## ABOUT THIS EXERCISE
Which lines of the data include the string "logs"? List them all.

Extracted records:
________________________

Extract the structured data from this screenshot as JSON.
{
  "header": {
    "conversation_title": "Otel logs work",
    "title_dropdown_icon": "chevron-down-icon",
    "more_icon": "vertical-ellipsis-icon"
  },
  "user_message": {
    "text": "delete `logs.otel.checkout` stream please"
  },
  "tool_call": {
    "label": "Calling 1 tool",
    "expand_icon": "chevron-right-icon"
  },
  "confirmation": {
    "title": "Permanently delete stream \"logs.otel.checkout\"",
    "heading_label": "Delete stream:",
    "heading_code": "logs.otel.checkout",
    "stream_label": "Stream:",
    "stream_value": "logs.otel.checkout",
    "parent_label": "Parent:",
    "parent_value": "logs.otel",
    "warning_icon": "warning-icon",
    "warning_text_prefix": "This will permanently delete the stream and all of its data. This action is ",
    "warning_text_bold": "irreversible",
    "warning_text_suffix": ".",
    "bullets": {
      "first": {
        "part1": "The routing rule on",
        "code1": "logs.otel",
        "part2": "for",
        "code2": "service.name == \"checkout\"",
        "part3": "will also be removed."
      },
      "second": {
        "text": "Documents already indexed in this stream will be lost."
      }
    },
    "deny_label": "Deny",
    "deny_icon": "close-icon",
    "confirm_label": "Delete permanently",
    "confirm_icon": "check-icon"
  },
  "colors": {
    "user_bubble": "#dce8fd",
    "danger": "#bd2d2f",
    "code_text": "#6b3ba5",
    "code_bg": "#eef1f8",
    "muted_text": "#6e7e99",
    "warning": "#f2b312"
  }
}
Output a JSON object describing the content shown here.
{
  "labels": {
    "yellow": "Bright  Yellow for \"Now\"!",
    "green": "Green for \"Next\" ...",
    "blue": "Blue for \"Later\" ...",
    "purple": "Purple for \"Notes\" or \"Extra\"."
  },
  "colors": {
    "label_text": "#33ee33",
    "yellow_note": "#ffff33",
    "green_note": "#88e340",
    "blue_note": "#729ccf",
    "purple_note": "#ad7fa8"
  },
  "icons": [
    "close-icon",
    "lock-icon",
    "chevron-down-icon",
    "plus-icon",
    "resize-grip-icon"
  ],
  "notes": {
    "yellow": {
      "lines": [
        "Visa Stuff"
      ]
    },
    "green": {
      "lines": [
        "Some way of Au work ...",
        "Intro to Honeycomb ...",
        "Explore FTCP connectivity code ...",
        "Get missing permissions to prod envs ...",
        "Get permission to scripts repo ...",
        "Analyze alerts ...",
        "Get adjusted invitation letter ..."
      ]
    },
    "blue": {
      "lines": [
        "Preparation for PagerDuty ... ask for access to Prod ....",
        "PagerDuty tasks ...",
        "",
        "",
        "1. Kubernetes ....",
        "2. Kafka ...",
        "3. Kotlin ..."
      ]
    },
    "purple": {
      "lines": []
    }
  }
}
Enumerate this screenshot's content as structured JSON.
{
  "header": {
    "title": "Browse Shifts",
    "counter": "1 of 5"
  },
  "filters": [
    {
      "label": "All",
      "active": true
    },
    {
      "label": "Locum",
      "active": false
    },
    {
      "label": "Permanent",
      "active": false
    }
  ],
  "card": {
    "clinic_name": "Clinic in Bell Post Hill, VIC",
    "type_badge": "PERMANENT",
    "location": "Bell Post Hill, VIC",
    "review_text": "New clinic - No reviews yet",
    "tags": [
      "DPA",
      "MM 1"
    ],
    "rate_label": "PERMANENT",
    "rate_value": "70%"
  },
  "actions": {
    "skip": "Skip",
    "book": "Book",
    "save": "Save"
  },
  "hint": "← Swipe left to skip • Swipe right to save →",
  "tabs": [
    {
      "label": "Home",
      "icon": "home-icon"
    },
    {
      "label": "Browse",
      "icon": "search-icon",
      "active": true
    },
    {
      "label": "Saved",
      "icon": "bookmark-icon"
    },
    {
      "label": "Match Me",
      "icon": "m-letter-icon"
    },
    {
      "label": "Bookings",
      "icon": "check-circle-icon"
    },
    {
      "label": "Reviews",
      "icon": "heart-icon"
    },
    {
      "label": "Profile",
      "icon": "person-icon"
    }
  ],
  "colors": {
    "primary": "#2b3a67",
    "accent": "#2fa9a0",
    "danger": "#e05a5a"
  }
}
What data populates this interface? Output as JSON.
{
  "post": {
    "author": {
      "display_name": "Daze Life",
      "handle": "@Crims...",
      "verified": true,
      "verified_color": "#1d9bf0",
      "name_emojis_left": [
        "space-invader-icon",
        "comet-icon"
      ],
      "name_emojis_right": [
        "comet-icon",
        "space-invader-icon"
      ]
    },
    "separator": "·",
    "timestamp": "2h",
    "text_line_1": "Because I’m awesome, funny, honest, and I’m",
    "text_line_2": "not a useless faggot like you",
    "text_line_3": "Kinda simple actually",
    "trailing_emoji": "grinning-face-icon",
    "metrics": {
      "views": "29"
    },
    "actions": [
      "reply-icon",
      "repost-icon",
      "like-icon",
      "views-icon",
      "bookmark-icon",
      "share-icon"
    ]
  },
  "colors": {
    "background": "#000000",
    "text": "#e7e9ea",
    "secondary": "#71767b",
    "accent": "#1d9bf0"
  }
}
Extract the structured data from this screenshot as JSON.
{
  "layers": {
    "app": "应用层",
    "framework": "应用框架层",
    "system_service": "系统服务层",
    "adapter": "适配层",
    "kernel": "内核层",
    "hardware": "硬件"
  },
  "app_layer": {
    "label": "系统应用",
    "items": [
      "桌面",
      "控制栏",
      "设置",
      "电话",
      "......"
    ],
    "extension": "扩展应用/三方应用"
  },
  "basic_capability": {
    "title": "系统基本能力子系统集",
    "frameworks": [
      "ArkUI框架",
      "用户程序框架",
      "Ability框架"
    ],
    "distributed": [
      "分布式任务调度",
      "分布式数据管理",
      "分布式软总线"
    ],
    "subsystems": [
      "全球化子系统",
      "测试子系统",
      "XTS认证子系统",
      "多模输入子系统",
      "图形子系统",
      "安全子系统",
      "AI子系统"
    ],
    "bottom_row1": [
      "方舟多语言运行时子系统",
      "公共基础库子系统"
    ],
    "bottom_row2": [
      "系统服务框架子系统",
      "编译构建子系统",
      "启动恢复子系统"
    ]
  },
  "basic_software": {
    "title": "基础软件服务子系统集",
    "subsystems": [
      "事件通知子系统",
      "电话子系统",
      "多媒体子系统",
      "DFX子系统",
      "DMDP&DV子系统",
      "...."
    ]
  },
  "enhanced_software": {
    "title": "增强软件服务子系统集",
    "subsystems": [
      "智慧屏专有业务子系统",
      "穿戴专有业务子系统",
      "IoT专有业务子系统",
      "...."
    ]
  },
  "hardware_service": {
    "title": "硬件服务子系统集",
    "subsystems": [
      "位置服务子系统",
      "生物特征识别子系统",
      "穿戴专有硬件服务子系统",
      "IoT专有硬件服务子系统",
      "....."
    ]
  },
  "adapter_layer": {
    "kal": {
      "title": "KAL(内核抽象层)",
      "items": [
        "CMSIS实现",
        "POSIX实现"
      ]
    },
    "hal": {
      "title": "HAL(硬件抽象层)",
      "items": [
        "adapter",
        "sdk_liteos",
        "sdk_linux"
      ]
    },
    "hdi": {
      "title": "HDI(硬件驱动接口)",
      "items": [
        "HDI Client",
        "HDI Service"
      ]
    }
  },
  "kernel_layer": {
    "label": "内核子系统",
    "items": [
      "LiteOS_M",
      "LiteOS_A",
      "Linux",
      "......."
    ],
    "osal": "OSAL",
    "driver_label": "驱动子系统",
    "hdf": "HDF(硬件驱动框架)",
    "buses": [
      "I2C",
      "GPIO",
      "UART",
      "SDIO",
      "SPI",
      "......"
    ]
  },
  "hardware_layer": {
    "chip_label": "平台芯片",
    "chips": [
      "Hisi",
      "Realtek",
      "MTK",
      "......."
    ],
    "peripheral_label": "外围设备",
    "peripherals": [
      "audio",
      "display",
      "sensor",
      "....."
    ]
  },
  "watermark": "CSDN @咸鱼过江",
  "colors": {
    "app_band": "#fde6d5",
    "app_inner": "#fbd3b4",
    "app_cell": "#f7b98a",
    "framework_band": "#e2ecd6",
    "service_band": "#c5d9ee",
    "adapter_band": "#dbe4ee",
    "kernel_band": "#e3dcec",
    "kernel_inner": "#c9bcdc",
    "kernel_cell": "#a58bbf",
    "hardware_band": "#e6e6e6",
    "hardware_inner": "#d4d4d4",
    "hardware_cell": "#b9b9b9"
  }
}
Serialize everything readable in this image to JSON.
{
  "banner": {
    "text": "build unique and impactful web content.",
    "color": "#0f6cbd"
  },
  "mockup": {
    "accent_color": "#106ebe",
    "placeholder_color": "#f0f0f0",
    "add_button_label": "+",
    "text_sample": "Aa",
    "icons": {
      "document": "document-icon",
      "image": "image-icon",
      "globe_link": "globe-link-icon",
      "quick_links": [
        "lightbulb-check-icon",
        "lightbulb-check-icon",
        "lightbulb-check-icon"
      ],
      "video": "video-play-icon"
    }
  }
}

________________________

## WORKED SOLUTION
    "conversation_title": "Otel logs work",
    "text": "delete `logs.otel.checkout` stream please"
    "title": "Permanently delete stream \"logs.otel.checkout\"",
    "heading_code": "logs.otel.checkout",
    "stream_value": "logs.otel.checkout",
    "parent_value": "logs.otel",
        "code1": "logs.otel",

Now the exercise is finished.